I am sure if you asked one hundred people who King Bera is, there is a good chance that no one could tell you. The Bible is loaded with names of individuals and stories. It gives an account of King Bera in the 14th chapter of Genesis. The chapter begins with “Now war filled the land.” We’ll pick up this bit of history at the 14th chapter’s 8th verse:
“(8-13) But now the other army, that of the kings of Sodom, Gomorrah, Admah, Zeboiim, and Bela (Zoar), unsuccessfully attached Chedorlaomer and his allies as they were in the Sea Valley (four Kings against five). As it happened, the valley was full of asphalt pits. And as the army of the kings of Sodom and Gomorrah fled, some slipped into the pits. And the remainder fled to the mountains. Then the victors plundered Sodom and Gomorrah and carried off all their wealth and food, and went on their homeward way, taking with them Lot, Abram’s nephew who lived in Sodom, and all he owned. One of the men who escaped came and told Abram the Hebrew, who was camping among the oaks belonging to Mamre the Amorite (brother of Eshcol and Aner; Abram’s allies).
“(14-16) When Abram learned that Lot had been captured, he called together the men born into his household, 318 of them in all, and chased after the retiring army as far as Dan. That night he successfully attached them and pursued the fleeting army to Hobah, north of Damascus, and recovered everything, the loot that had been taken, his relative Lot, and all of Lot’s possessions, including the women and other captives.
“(17-20) As Abram returned from his stick against Chedorlaomer and the other kings at the Valley of Shaveh (later called King’s Valley), the king of Sodom came out to meet him, and Melchizedek, the King of Salem (Jerusalem), who was a priest of the God of Highest Heaven, brought him bread and wine. Then Melchizedek blessed Abram with this blessing:
“The blessing of the supreme God, Creator of heaven and earth, be upon you, Abram: blessed be God, who has delivered your enemies over to you.” Then Abram gave Melchizedek a tenth of all the spoils.
(21) The King of Sodom told him, “Just give me back my people who were captured; keep for yourself the booty stolen from my city.”

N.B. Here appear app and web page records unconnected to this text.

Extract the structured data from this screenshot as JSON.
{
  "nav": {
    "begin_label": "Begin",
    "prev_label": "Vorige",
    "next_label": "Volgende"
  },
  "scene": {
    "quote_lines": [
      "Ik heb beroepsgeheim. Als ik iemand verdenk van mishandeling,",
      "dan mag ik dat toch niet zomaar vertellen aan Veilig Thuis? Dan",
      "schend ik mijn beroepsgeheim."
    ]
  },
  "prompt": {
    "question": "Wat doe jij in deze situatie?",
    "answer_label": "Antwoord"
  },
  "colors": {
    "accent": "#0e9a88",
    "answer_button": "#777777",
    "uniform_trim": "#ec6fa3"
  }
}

The lesson learned here is highlighted in the last verse of this story in which King Bera speaks words of wisdom. He understood that true wealth is in people, not in things. King Bera didn’t care about the gold, jewelry, food, or other valuables looted from the cities. He did care about the people. In his wisdom, he knew that people are far more valuable than things. This is a principle that all leaders must keep in perspective.
Vice President, Dodge Development, Inc.